Read more about how AMD is tracking global health.
Each year Americans hear news reports on outbreaks of vomiting and diarrhea caused by norovirus. These outbreaks often occur in places where people are in close quarters, such as healthcare facilities, schools, childcare centers, colleges, prisons, cruise ships, and military encampments. CDC monitors the spread of norovirus strains through CaliciNet, a surveillance network of state and local public health laboratories coordinated by CDC. With AMD methods, CDC is developing a next-generation sequencing (NGS) protocol to identify norovirus genetic material in patient stool samples and greatly improve our ability to detect outbreaks faster.
Read more about how AMD is fortifying food safety systems.
Outbreaks of Mycobacterium tuberculosis (TB) continue to be a challenge in the United States. Knowing which people get TB from the same strain of bacteria helps pinpoint outbreaks that otherwise might be hidden. Using AMD methods, CDC is implementing a national genomic surveillance system. By building AMD capacity at CDC and state laboratories, the public health system can more precisely identify who is part of an outbreak and where to target interventions to ensure the greatest impact and better protect people’s health.
Read more about how AMD is developing faster tests.
Sexually transmitted diseases affect millions of people in the United States. These infections can be spread in many ways, including sexual contact and exposure to bodily fluids of an infected person. CDC scientists are using genetic information for the viruses and bacteria that cause these diseases, together with demographic, geographic, and clinical data—such as risk group, age, location, and health status—to detect rapid spread and understand more about how infected people are connected. Combined, this information helps scientists identify more precisely how these diseases are spreading so that outbreaks can be stopped.
Read more about how AMD is battling HIV.
The majority of people infected with hepatitis C virus (HCV) might not be aware of their infection because they may not have been tested and do not feel sick. And for 70%–85% of people who become infected, HCV becomes chronic or lifelong. Left untreated, HCV infection is a serious disease that can result in long-term health problems, and even death. Through AMD investments, CDC scientists built the Global Hepatitis Outbreak and Surveillance Technology (GHOST), a web-based system that links HCV sequence data to track HCV transmission networks. GHOST harnesses the power of novel bioinformatics technology to perform a comprehensive analysis of hepatitis viruses at the click of a button. GHOST is increasing the rate of detection of HCV transmission in the United States.
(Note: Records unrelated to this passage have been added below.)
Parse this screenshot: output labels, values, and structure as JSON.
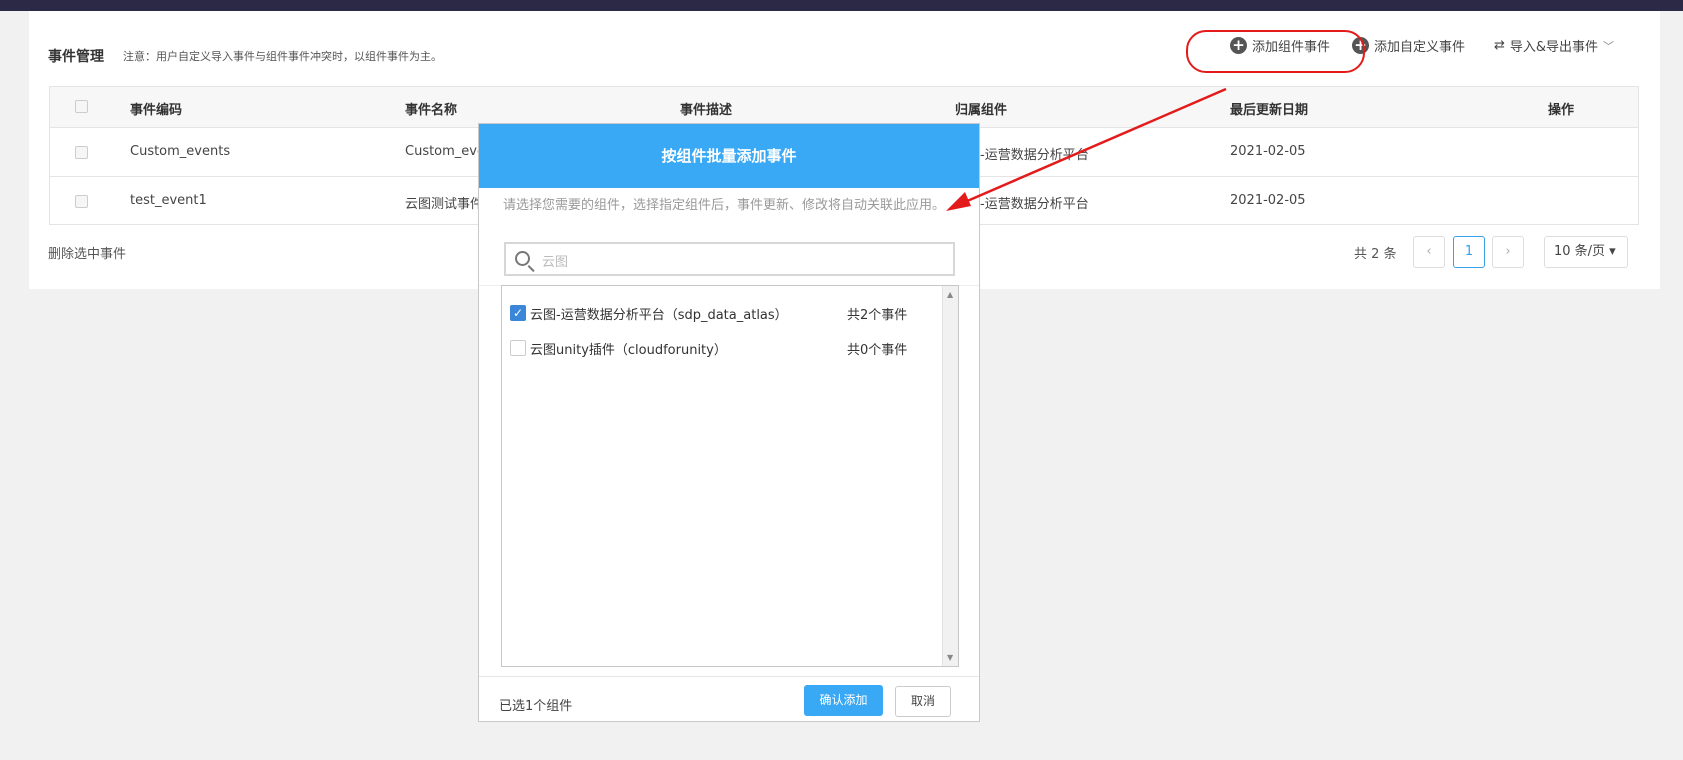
{
  "page": {
    "title": "事件管理",
    "note": "注意：用户自定义导入事件与组件事件冲突时，以组件事件为主。",
    "actions": {
      "add_component": "添加组件事件",
      "add_custom": "添加自定义事件",
      "import_export": "导入&导出事件",
      "swap_icon": "⇄",
      "chevron": "﹀"
    }
  },
  "table": {
    "headers": [
      "事件编码",
      "事件名称",
      "事件描述",
      "归属组件",
      "最后更新日期",
      "操作"
    ],
    "rows": [
      {
        "code": "Custom_events",
        "name": "Custom_eve",
        "component": "-运营数据分析平台",
        "date": "2021-02-05"
      },
      {
        "code": "test_event1",
        "name": "云图测试事件",
        "component": "-运营数据分析平台",
        "date": "2021-02-05"
      }
    ]
  },
  "footer": {
    "delete_selected": "删除选中事件",
    "total": "共 2 条",
    "prev": "‹",
    "page": "1",
    "next": "›",
    "page_size": "10 条/页 ▾"
  },
  "modal": {
    "title": "按组件批量添加事件",
    "hint": "请选择您需要的组件，选择指定组件后，事件更新、修改将自动关联此应用。",
    "search_value": "云图",
    "items": [
      {
        "name": "云图-运营数据分析平台（sdp_data_atlas）",
        "count": "共2个事件",
        "checked": true
      },
      {
        "name": "云图unity插件（cloudforunity）",
        "count": "共0个事件",
        "checked": false
      }
    ],
    "selected_count": "已选1个组件",
    "confirm": "确认添加",
    "cancel": "取消",
    "check_mark": "✓"
  },
  "colors": {
    "modal_header": "#3aa9f5",
    "annotation_red": "#e31b1b",
    "topbar": "#2b2946"
  }
}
In addition, we may be able to expand this modern molecular surveillance to other infectious diseases, which could help establish a platform for effective collaboration and communication across the public health system.
Read more about how AMD is battling STDs.